> [RECORDS]:
»»
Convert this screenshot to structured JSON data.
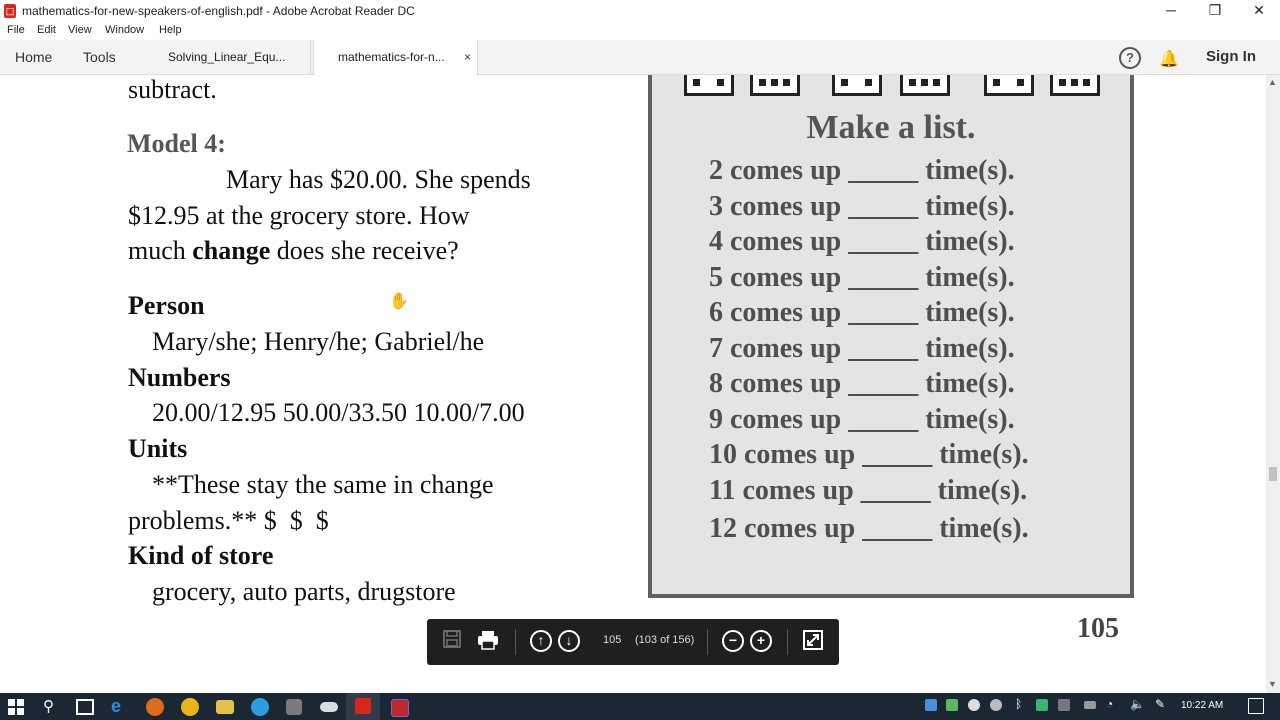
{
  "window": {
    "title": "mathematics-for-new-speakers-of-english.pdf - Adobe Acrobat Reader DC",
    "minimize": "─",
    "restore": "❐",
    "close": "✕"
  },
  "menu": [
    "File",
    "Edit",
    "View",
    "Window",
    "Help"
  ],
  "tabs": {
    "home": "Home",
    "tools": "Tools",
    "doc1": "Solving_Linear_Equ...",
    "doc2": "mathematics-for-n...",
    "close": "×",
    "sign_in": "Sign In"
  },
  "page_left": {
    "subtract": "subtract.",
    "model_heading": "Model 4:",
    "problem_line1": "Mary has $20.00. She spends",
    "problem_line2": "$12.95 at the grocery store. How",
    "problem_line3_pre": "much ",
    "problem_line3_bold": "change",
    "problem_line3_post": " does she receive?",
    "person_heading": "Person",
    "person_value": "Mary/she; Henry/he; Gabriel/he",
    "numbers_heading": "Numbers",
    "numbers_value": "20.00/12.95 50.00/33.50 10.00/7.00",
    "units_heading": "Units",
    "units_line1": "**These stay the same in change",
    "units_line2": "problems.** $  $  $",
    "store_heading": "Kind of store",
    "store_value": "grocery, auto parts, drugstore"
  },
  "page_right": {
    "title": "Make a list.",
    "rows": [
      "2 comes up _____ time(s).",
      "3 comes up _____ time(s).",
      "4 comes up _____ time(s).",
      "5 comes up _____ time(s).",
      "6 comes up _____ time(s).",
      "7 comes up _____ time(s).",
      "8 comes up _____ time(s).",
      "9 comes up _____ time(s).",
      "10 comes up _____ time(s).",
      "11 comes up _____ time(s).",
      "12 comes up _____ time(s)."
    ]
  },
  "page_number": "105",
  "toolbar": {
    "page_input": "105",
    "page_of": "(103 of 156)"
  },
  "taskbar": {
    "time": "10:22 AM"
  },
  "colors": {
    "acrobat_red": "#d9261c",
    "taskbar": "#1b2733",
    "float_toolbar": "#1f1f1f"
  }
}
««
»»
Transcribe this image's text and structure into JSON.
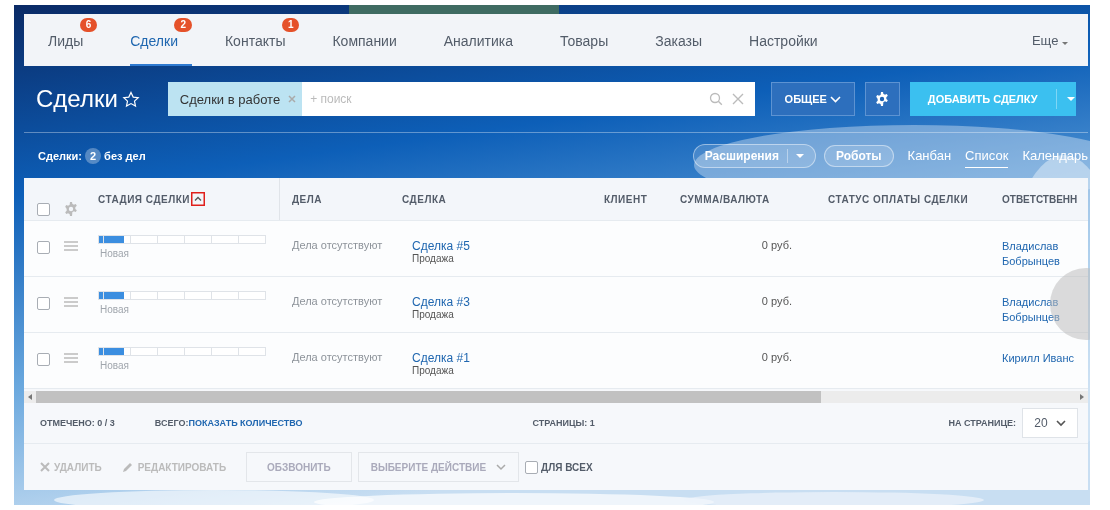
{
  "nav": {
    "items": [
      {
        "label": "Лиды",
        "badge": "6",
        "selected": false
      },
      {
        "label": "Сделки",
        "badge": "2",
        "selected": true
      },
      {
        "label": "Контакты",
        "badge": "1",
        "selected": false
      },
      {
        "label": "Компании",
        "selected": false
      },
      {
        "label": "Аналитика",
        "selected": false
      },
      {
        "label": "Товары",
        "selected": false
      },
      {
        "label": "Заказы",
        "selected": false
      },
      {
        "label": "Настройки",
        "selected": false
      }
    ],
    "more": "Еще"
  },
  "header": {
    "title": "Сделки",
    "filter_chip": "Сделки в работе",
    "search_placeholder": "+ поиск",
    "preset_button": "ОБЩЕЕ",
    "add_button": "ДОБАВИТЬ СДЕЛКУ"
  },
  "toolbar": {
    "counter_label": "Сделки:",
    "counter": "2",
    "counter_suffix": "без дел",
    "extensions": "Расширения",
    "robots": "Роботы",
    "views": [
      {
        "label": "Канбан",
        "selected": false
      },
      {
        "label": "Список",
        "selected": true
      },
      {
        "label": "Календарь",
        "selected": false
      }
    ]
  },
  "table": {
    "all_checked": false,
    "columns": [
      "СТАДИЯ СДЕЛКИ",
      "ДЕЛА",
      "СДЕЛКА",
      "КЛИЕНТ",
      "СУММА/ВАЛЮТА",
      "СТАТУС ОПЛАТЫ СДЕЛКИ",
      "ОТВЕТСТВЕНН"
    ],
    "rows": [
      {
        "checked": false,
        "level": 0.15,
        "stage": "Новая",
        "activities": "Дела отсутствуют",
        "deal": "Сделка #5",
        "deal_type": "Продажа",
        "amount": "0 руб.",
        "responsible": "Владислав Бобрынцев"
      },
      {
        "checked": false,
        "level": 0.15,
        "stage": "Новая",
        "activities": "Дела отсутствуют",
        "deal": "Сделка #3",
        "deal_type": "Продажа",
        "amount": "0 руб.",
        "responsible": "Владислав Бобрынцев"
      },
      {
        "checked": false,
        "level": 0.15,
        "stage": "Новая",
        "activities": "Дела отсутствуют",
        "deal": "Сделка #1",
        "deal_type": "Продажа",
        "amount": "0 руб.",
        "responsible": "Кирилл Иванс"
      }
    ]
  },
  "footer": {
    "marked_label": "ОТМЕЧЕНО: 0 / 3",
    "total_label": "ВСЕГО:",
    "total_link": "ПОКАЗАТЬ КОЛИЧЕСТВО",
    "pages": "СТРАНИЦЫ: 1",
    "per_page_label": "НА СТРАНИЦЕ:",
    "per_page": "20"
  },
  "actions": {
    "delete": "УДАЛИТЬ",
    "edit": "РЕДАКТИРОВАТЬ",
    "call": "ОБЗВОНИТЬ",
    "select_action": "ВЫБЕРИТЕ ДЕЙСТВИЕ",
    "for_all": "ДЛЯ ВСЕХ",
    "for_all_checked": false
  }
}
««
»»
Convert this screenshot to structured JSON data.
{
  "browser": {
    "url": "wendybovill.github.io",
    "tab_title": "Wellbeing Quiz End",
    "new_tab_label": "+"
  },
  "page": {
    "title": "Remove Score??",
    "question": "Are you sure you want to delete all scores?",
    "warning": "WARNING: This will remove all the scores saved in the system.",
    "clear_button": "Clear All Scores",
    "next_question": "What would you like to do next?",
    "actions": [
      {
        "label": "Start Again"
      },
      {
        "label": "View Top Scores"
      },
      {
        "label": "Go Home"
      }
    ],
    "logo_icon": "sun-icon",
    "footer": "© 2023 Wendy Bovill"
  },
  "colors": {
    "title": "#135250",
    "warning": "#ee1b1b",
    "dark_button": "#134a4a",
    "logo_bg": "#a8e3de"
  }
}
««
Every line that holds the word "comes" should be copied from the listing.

      "2 comes up _____ time(s).",
      "3 comes up _____ time(s).",
      "4 comes up _____ time(s).",
      "5 comes up _____ time(s).",
      "6 comes up _____ time(s).",
      "7 comes up _____ time(s).",
      "8 comes up _____ time(s).",
      "9 comes up _____ time(s).",
      "10 comes up _____ time(s).",
      "11 comes up _____ time(s).",
      "12 comes up _____ time(s)."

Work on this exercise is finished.